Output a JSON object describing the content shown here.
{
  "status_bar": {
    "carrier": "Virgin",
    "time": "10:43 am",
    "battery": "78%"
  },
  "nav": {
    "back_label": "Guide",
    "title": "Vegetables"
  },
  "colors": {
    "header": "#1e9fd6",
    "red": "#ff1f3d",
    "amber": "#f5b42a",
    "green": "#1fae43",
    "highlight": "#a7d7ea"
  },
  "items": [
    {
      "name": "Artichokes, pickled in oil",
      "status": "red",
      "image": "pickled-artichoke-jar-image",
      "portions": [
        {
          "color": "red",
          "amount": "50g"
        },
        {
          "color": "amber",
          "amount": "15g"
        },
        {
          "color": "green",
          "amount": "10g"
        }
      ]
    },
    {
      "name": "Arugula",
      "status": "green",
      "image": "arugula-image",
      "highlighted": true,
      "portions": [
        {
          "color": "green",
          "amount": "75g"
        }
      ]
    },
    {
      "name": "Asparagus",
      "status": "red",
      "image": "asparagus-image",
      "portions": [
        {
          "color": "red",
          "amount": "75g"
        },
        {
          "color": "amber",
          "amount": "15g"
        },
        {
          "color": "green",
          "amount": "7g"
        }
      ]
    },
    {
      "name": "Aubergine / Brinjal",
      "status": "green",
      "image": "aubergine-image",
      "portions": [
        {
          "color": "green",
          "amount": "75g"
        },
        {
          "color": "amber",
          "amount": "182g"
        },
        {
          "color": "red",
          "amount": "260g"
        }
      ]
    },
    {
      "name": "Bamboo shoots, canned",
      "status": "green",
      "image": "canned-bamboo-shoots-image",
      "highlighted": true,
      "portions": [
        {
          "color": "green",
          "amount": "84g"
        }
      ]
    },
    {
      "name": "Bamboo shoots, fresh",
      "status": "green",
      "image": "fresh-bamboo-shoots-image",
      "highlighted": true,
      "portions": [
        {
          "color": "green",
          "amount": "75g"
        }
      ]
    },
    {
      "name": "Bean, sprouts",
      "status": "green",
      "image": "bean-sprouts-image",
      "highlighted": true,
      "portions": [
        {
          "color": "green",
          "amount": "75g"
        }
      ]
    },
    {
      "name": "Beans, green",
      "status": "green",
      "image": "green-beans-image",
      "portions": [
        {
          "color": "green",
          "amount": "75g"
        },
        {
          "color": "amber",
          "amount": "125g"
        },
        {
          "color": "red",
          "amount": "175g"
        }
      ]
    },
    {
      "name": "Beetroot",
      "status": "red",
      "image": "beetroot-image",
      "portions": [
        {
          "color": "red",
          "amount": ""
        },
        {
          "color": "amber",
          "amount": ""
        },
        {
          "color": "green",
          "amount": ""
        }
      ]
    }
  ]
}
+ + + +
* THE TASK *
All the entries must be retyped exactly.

* ANSWER SPACE *
Output a JSON object describing the content shown here.
{
  "status_bar": {
    "carrier": "Virgin",
    "time": "10:43 am",
    "battery": "78%"
  },
  "nav": {
    "back_label": "Guide",
    "title": "Vegetables"
  },
  "colors": {
    "header": "#1e9fd6",
    "red": "#ff1f3d",
    "amber": "#f5b42a",
    "green": "#1fae43",
    "highlight": "#a7d7ea"
  },
  "items": [
    {
      "name": "Artichokes, pickled in oil",
      "status": "red",
      "image": "pickled-artichoke-jar-image",
      "portions": [
        {
          "color": "red",
          "amount": "50g"
        },
        {
          "color": "amber",
          "amount": "15g"
        },
        {
          "color": "green",
          "amount": "10g"
        }
      ]
    },
    {
      "name": "Arugula",
      "status": "green",
      "image": "arugula-image",
      "highlighted": true,
      "portions": [
        {
          "color": "green",
          "amount": "75g"
        }
      ]
    },
    {
      "name": "Asparagus",
      "status": "red",
      "image": "asparagus-image",
      "portions": [
        {
          "color": "red",
          "amount": "75g"
        },
        {
          "color": "amber",
          "amount": "15g"
        },
        {
          "color": "green",
          "amount": "7g"
        }
      ]
    },
    {
      "name": "Aubergine / Brinjal",
      "status": "green",
      "image": "aubergine-image",
      "portions": [
        {
          "color": "green",
          "amount": "75g"
        },
        {
          "color": "amber",
          "amount": "182g"
        },
        {
          "color": "red",
          "amount": "260g"
        }
      ]
    },
    {
      "name": "Bamboo shoots, canned",
      "status": "green",
      "image": "canned-bamboo-shoots-image",
      "highlighted": true,
      "portions": [
        {
          "color": "green",
          "amount": "84g"
        }
      ]
    },
    {
      "name": "Bamboo shoots, fresh",
      "status": "green",
      "image": "fresh-bamboo-shoots-image",
      "highlighted": true,
      "portions": [
        {
          "color": "green",
          "amount": "75g"
        }
      ]
    },
    {
      "name": "Bean, sprouts",
      "status": "green",
      "image": "bean-sprouts-image",
      "highlighted": true,
      "portions": [
        {
          "color": "green",
          "amount": "75g"
        }
      ]
    },
    {
      "name": "Beans, green",
      "status": "green",
      "image": "green-beans-image",
      "portions": [
        {
          "color": "green",
          "amount": "75g"
        },
        {
          "color": "amber",
          "amount": "125g"
        },
        {
          "color": "red",
          "amount": "175g"
        }
      ]
    },
    {
      "name": "Beetroot",
      "status": "red",
      "image": "beetroot-image",
      "portions": [
        {
          "color": "red",
          "amount": ""
        },
        {
          "color": "amber",
          "amount": ""
        },
        {
          "color": "green",
          "amount": ""
        }
      ]
    }
  ]
}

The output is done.